Course – LS – All

Get started with Spring and Spring Boot, through the Learn Spring course:


1. Overview

In this short tutorial, we’ll cast light on how to check if an element is present in a Set in Java.

First, we’ll kick things off by exploring solutions using core JDK. Then, we’ll elucidate how to achieve the same outcome using external libraries such as Apache Commons.

2. Using Core JDK

Java provides several convenient ways to check whether a Set contains a given element. Let’s explore these and see how to use them in practice.

2.1. Set#contains() Method

As the name implies, this method checks if a specific Set contains the given element. It’s one of the easiest solutions that we can use to answer our central question:

void givenASet_whenUsingContainsMethod_thenCheck() {

Typically, the contains() method returns true if the given element is present in the Set, and false otherwise.

According to the documentation, the method returns true if and only:

object==null ? element==null : object.equals(element);

This is why it’s important to implement the equals() method within the class to which the Set objects belong. That way, we can customize the equality logic to account for either all or some of the class fields.

In short, the contains() method offers the most concise and straightforward way to check if an element is present in a given Set compared to the other methods.

2.2. Collections#disjoint() Method

The Collections utility class provides another method, called disjoint(), that we can use to check if a Set contains a given element.

This method accepts two collections as parameters and returns true if they have no elements in common:

public void givenASet_whenUsingCollectionsDisjointMethod_thenCheck() {
    boolean isPresent = !Collections.disjoint(CITIES, Collections.singleton("Paris"));

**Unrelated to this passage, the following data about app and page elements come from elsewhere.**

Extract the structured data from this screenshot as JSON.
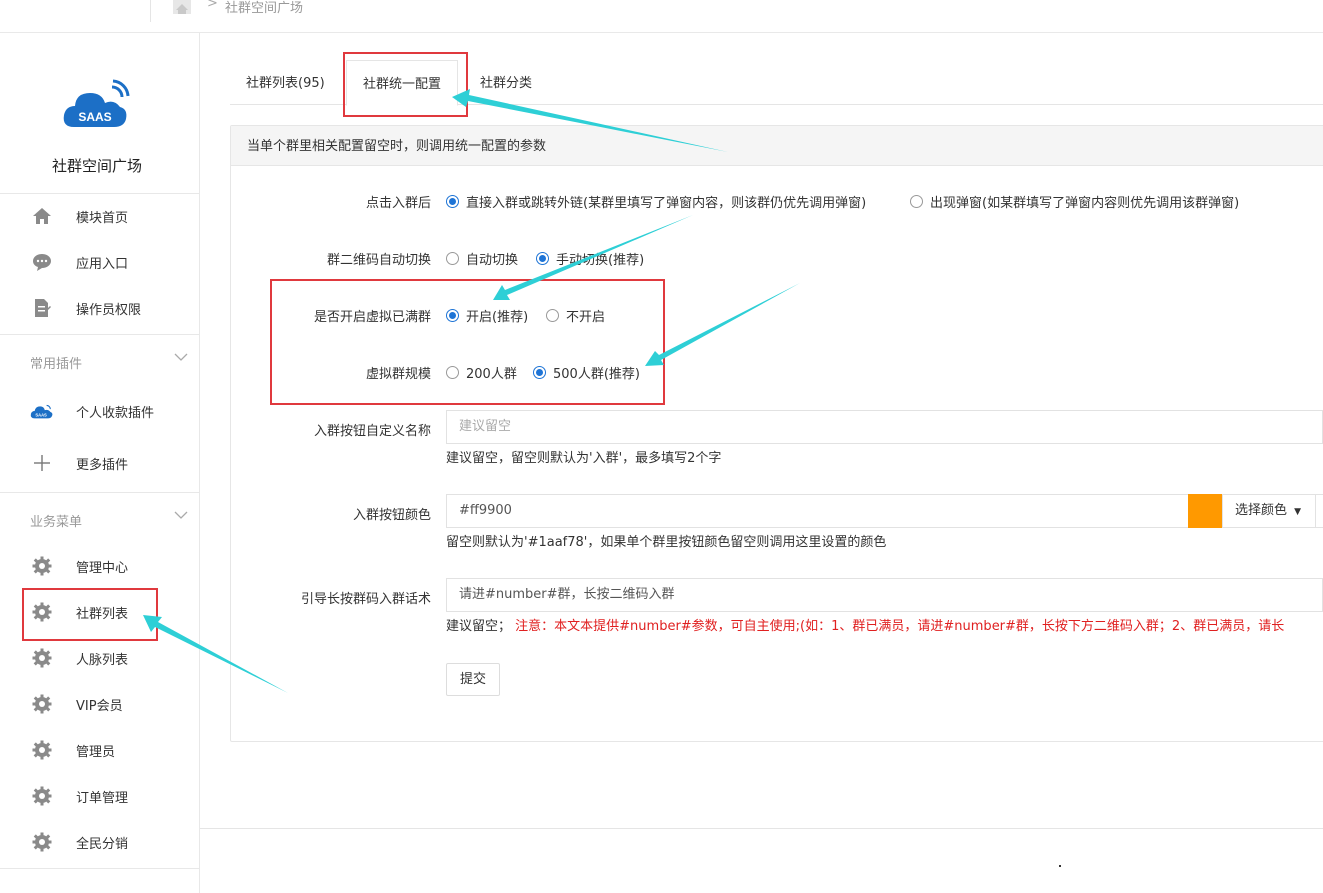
{
  "breadcrumb": {
    "home_icon": "home-icon",
    "separator": ">",
    "current": "社群空间广场"
  },
  "sidebar": {
    "brand": "社群空间广场",
    "logo_text": "SAAS",
    "main_items": [
      {
        "label": "模块首页",
        "icon": "home-icon"
      },
      {
        "label": "应用入口",
        "icon": "chat-bubble-icon"
      },
      {
        "label": "操作员权限",
        "icon": "document-edit-icon"
      }
    ],
    "plugins_group": "常用插件",
    "plugin_items": [
      {
        "label": "个人收款插件",
        "icon": "saas-cloud-icon"
      },
      {
        "label": "更多插件",
        "icon": "plus-icon"
      }
    ],
    "business_group": "业务菜单",
    "business_items": [
      {
        "label": "管理中心",
        "icon": "gear-icon"
      },
      {
        "label": "社群列表",
        "icon": "gear-icon"
      },
      {
        "label": "人脉列表",
        "icon": "gear-icon"
      },
      {
        "label": "VIP会员",
        "icon": "gear-icon"
      },
      {
        "label": "管理员",
        "icon": "gear-icon"
      },
      {
        "label": "订单管理",
        "icon": "gear-icon"
      },
      {
        "label": "全民分销",
        "icon": "gear-icon"
      }
    ]
  },
  "tabs": [
    {
      "label": "社群列表(95)"
    },
    {
      "label": "社群统一配置"
    },
    {
      "label": "社群分类"
    }
  ],
  "panel": {
    "header": "当单个群里相关配置留空时，则调用统一配置的参数",
    "click_join": {
      "label": "点击入群后",
      "option1": "直接入群或跳转外链(某群里填写了弹窗内容，则该群仍优先调用弹窗)",
      "option2": "出现弹窗(如某群填写了弹窗内容则优先调用该群弹窗)"
    },
    "qr_switch": {
      "label": "群二维码自动切换",
      "option1": "自动切换",
      "option2": "手动切换(推荐)"
    },
    "virtual_full": {
      "label": "是否开启虚拟已满群",
      "option1": "开启(推荐)",
      "option2": "不开启"
    },
    "virtual_scale": {
      "label": "虚拟群规模",
      "option1": "200人群",
      "option2": "500人群(推荐)"
    },
    "button_name": {
      "label": "入群按钮自定义名称",
      "placeholder": "建议留空",
      "hint": "建议留空，留空则默认为'入群'，最多填写2个字"
    },
    "button_color": {
      "label": "入群按钮颜色",
      "value": "#ff9900",
      "picker_label": "选择颜色",
      "hint": "留空则默认为'#1aaf78'，如果单个群里按钮颜色留空则调用这里设置的颜色"
    },
    "guide_text": {
      "label": "引导长按群码入群话术",
      "value": "请进#number#群，长按二维码入群",
      "hint_prefix": "建议留空；",
      "hint_red": "注意：本文本提供#number#参数，可自主使用;(如：1、群已满员，请进#number#群，长按下方二维码入群；2、群已满员，请长"
    },
    "submit": "提交"
  },
  "colors": {
    "accent_blue": "#1e74d6",
    "swatch": "#ff9900",
    "annotation_red": "#e0393e",
    "arrow_cyan": "#2ecfd6",
    "hint_red": "#e02020"
  }
}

Overall, we created an immutable Set containing only the given string “Paris”. Furthermore, we used the disjoint() method with the negation operator to check whether the two collections have elements in common.

2.3. Stream#anyMatch() Method

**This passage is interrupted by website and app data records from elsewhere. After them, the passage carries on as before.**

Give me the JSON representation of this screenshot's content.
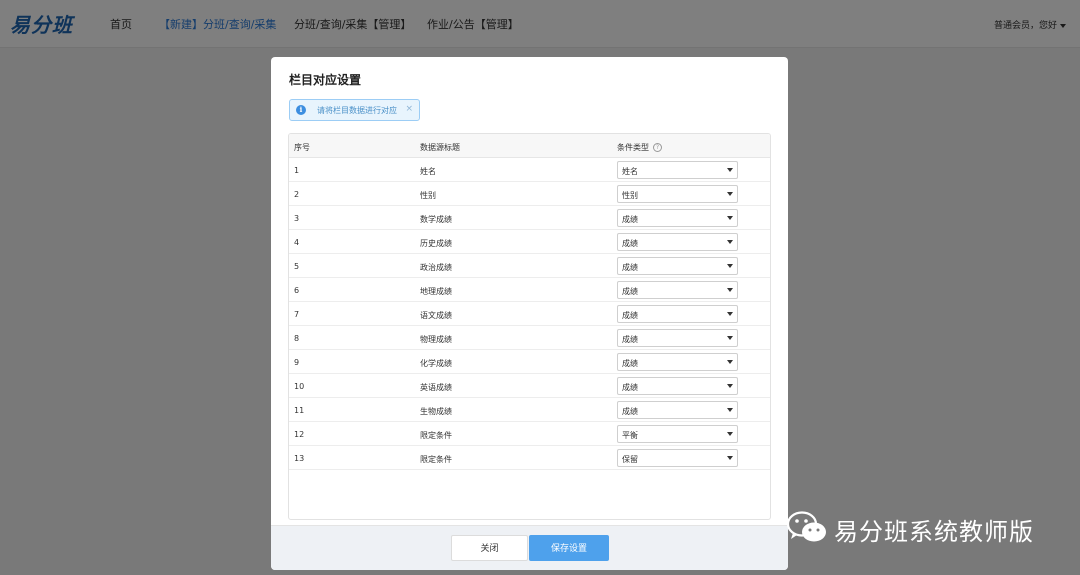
{
  "nav": {
    "logo": "易分班",
    "items": [
      {
        "label": "首页",
        "active": false
      },
      {
        "label": "【新建】分班/查询/采集",
        "active": true
      },
      {
        "label": "分班/查询/采集【管理】",
        "active": false
      },
      {
        "label": "作业/公告【管理】",
        "active": false
      }
    ],
    "user": "普通会员，您好"
  },
  "modal": {
    "title": "栏目对应设置",
    "alert": {
      "text": "请将栏目数据进行对应",
      "close": "×",
      "icon": "info-icon"
    },
    "columns": {
      "index": "序号",
      "source_title": "数据源标题",
      "condition_type": "条件类型",
      "help_icon": "?"
    },
    "rows": [
      {
        "index": "1",
        "title": "姓名",
        "type": "姓名"
      },
      {
        "index": "2",
        "title": "性别",
        "type": "性别"
      },
      {
        "index": "3",
        "title": "数学成绩",
        "type": "成绩"
      },
      {
        "index": "4",
        "title": "历史成绩",
        "type": "成绩"
      },
      {
        "index": "5",
        "title": "政治成绩",
        "type": "成绩"
      },
      {
        "index": "6",
        "title": "地理成绩",
        "type": "成绩"
      },
      {
        "index": "7",
        "title": "语文成绩",
        "type": "成绩"
      },
      {
        "index": "8",
        "title": "物理成绩",
        "type": "成绩"
      },
      {
        "index": "9",
        "title": "化学成绩",
        "type": "成绩"
      },
      {
        "index": "10",
        "title": "英语成绩",
        "type": "成绩"
      },
      {
        "index": "11",
        "title": "生物成绩",
        "type": "成绩"
      },
      {
        "index": "12",
        "title": "限定条件",
        "type": "平衡"
      },
      {
        "index": "13",
        "title": "限定条件",
        "type": "保留"
      }
    ],
    "footer": {
      "close_label": "关闭",
      "save_label": "保存设置"
    }
  },
  "watermark": {
    "text": "易分班系统教师版",
    "icon": "wechat-icon"
  },
  "colors": {
    "brand": "#1f66b3",
    "active_nav": "#2a7ad9",
    "primary_button": "#4ea1ec",
    "alert_bg": "#e8f4fd"
  }
}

The Stream API offers the anyMatch() method that we can use to verify if any element of a given collection matches the provided predicate.

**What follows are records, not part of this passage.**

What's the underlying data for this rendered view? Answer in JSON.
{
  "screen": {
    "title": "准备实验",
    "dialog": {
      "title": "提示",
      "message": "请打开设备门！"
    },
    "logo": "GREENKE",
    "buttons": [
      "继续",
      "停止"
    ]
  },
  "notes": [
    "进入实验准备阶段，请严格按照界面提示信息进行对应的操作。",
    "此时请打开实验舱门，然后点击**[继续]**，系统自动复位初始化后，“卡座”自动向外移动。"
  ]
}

So, let’s see it in action:

class CheckIfPresentInSetUnitTest {
    private static final Set<String> CITIES = new HashSet<>();

    static void setup() {
        CITIES.add("New york");

    void givenASet_whenUsingStreamAnyMatchMethod_thenCheck() {
        boolean isPresent =
          .anyMatch(city -> city.equals("London"));


As we can see, we used the predicate city.equals(“London”) to check if there is any city in the stream that matches the condition of being equal to “London”.

2.4. Stream#filter() Method

Another solution would be using the filter() method. It returns a new stream consisting of elements that satisfy the provided condition.

In other words, it filters the stream based on the specified condition:

void givenASet_whenUsingStreamFilterMethod_thenCheck() {
    long resultCount =
      .filter(city -> city.equals("Tamassint"))


As shown above, we filtred our Set to include only elements that are equal to the value “Tamassint”. Then, we used the terminal operation count() to return the number of the filtered elements.

3. Using Apache Commons Collections

The Apache Commons Collections library is another option to consider if we want to check if a given element is present in a Set. Let’s start by adding its dependency to the pom.xml file:


3.1. CollectionUtils#containsAny() Method

CollectionUtils provides a set of utility methods to perform common operations on collections. Among these methods, we find containsAny(Collection<?> coll1, Collection<?> coll2). This method returns true if at least one element of the second collection is also contained in the first collection.

So, let’s see it in action:

void givenASet_whenUsingCollectionUtilsContainsAnyMethod_thenCheck() {
    boolean isPresent = CollectionUtils.containsAny(CITIES, Collections.singleton("Paris"));


Similarly, we created a singleton Set containing one element, “Paris”. Then, we used the containsAny() method to check if our collection CITIES contains the given value “Paris”.

3.2. SetUtils#intersection() Method

Alternatively, we can use the SetUtils utility class to tackle our challenge. This class offers the intersection(Set<? extends E> a, Set<? extends E> b) method that returns a new Set containing elements that are both present in the specified two Sets:

void givenASet_whenUsingSetUtilsIntersectionMethod_thenCheck() {
    Set<String> result = SetUtils.intersection(CITIES, Collections.singleton("Tamassint"));


In a nutshell, the idea here is to verify whether the city “Tamassint” is present in CITIES by checking if the intersection between CITIES and the given singleton Set is not empty.

4. Conclusion

In this short article, we explored the nitty-gritty of how to check if a Set contains a given element in Java.

First, we saw how to do this using ready-to-use JDK methods. Then, we demonstrated how to accomplish the same goal using the Apache Commons Collections library.

As always, the code used in this article can be found over on GitHub.

Course – LS – All

Get started with Spring and Spring Boot, through the Learn Spring course:

res – REST with Spring (eBook) (everywhere)
Notify of
Inline Feedbacks
View all comments